1st reviewer: I’m surprised at so many ways to pull out puzzle solutions using boxes such as Throwing, Pulling, Jumping and more. Even the same stage has a wide variety of solving methods, and two-player co-op get hyped with playing while speaking with each other. The threshold is low if you just want to clear, but if you want to aim for minimum moves it becomes stoic. With 270 types of stages, a part where you play with rectangular boxes, Balloon Challenge and more, this has a full volume which is also good on the cost performance. 8

2nd reviewer: It’s fun as usual on discovering methods to solve puzzles and with the minimum moves. On top of the appearance of new Box Techniques, they’ve also prepared a mode where you can play co-op, thus adding new techniques that are possible by moving two characters, giving more depth into the puzzles. Other than being able to see hints at each places, you can also enhance movements and number of boxes that can be generated with aid items, so it has a proper follow-up. There is also a post-clear mode, so I’m glad with the volumey content. 8

3rd reviewer: It is economical to have this much volume with this price. Skills and gimmicks are added incrementally, inheriting the series’ strong points such as continuing to challenge without getting bored and multiple correct methods. The co-op mode can even be enjoyed alone; each of them can become replacement boxes, or both of them have to reach the goal; I was able to play the same stage with a fresh feeling. Items get added so it becomes harder to get stuck which makes me feel at ease. 8

4th reviewer: The fun of challenges in clearing stages with minimum steps by making use of fortuities such as slight mis-positionings while calculating thoroughly is still unchanged from past titles, and this is also filled with features for fans such as collection and storyline. It’s also a good thing that they’ve prepared aid items with cheat-like abilities for people who are poor with puzzles. The co-op mode does feel economical as it can be enjoyed by either having one person lead or two people consulting each other. 7

Total score: 31/40

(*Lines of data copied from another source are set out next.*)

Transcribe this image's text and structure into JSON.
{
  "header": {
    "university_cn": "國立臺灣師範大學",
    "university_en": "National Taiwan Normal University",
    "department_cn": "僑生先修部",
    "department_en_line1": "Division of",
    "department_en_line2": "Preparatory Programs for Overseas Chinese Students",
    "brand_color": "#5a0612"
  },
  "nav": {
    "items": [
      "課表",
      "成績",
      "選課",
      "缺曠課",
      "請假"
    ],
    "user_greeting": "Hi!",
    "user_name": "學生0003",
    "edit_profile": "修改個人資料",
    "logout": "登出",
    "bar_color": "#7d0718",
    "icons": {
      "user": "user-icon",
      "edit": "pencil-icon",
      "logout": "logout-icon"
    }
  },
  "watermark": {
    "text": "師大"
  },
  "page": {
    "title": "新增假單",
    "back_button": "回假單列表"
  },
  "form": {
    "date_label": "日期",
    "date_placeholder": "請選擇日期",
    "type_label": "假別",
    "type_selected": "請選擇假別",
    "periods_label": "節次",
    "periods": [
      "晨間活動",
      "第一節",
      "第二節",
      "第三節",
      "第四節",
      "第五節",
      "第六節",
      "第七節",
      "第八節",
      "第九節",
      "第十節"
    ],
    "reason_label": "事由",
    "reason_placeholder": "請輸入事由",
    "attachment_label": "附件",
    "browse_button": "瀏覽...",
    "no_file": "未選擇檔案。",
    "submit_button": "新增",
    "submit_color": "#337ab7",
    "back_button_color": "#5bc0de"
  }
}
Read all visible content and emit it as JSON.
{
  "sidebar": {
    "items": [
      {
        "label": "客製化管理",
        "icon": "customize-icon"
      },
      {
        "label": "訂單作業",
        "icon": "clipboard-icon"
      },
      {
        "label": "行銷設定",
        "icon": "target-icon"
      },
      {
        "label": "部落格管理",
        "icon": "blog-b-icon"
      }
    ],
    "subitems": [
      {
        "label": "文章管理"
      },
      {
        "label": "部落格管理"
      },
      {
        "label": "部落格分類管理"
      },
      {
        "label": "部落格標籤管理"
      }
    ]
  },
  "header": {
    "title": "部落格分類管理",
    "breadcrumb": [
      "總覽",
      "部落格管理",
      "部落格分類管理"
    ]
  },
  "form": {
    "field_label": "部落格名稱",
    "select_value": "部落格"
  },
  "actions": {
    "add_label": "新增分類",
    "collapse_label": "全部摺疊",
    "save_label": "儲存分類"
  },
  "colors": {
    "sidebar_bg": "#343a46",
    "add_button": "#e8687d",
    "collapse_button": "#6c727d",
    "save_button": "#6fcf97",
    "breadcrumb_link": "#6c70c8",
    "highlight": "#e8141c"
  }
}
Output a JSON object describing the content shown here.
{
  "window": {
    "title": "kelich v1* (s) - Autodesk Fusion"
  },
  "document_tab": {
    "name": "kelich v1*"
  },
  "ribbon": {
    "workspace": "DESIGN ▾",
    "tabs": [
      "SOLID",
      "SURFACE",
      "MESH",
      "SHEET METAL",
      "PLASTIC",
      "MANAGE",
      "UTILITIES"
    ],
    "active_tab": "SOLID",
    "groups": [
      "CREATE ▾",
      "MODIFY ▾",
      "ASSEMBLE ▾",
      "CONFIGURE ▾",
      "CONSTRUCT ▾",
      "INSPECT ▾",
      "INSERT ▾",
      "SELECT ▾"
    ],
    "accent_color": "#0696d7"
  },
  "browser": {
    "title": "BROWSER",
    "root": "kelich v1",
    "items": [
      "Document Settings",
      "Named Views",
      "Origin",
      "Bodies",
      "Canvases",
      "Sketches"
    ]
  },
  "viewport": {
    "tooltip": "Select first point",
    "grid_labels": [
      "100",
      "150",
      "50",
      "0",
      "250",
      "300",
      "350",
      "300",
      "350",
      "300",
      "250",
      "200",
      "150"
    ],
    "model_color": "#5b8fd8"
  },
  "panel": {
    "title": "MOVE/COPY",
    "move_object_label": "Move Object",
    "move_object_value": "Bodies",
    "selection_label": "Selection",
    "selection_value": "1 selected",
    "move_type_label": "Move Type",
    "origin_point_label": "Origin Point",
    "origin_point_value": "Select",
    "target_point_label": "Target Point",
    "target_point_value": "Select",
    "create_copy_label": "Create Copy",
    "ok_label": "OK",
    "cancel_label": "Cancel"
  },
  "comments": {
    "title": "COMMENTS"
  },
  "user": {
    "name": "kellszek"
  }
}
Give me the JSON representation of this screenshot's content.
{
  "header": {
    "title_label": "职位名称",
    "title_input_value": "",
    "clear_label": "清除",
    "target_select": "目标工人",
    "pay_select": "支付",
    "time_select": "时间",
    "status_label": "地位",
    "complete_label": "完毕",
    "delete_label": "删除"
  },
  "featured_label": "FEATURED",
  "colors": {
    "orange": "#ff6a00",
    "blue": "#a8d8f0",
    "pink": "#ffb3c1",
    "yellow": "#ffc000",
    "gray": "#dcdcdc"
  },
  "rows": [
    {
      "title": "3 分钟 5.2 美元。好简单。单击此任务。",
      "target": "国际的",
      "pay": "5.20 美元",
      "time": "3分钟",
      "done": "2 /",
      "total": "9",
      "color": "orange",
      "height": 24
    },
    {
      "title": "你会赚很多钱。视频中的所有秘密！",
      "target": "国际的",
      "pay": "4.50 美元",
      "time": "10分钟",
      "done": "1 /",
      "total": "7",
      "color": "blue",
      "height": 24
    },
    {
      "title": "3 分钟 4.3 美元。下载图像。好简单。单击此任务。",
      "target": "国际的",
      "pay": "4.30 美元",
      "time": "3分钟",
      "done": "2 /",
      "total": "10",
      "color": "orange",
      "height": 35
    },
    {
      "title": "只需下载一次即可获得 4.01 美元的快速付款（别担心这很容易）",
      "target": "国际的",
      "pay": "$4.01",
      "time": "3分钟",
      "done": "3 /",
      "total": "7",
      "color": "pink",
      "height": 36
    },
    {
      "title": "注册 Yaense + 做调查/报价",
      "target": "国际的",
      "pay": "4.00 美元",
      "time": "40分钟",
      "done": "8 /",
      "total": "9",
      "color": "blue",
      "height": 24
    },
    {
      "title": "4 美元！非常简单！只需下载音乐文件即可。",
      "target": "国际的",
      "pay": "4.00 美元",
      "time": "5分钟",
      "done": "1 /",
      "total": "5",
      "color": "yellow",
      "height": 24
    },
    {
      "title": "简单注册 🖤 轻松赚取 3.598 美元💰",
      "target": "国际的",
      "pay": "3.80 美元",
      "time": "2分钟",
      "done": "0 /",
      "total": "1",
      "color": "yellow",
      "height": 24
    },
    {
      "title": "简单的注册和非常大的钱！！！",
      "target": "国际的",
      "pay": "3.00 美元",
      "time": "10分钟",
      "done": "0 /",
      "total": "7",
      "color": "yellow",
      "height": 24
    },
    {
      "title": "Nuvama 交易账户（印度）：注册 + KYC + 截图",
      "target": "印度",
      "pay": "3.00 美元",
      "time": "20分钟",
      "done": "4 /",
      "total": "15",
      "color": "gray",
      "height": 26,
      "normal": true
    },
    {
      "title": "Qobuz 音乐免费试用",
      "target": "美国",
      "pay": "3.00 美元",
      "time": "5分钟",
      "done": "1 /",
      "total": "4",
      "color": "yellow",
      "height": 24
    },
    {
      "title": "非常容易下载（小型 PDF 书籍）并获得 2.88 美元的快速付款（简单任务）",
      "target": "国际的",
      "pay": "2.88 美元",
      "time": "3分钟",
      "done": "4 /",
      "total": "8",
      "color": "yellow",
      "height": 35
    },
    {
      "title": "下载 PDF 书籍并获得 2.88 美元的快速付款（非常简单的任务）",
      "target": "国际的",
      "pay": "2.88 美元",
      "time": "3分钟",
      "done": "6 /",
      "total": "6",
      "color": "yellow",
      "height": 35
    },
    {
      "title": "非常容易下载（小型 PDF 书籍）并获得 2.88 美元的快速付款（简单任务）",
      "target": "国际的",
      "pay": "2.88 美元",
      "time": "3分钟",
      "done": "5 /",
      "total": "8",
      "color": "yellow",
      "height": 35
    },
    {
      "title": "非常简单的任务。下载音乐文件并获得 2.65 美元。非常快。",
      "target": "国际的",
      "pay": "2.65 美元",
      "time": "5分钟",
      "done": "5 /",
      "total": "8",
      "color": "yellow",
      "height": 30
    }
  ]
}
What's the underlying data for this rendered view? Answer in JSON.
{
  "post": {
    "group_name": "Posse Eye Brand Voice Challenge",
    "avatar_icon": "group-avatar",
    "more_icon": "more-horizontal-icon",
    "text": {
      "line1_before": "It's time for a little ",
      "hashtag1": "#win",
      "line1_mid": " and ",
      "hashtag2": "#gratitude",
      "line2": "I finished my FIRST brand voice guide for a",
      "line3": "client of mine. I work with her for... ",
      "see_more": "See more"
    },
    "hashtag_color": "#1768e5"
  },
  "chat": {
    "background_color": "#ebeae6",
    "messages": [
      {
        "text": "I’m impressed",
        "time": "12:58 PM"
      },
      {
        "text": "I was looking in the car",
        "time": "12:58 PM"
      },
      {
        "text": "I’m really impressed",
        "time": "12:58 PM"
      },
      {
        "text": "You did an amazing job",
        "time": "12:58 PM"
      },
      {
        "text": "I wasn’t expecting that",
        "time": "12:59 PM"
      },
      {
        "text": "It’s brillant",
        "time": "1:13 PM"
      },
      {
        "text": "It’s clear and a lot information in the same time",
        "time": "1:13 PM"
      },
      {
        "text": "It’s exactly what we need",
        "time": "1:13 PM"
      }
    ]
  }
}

Review originally appeared in Weekly Famitsu magazine, and is translated by BlackKite. This translation is © Copyright  Japanese Nintendo. Please link to the Japanese Nintendo website (https://japanesenintendo.com/) at the top of the review if posting elsewhere.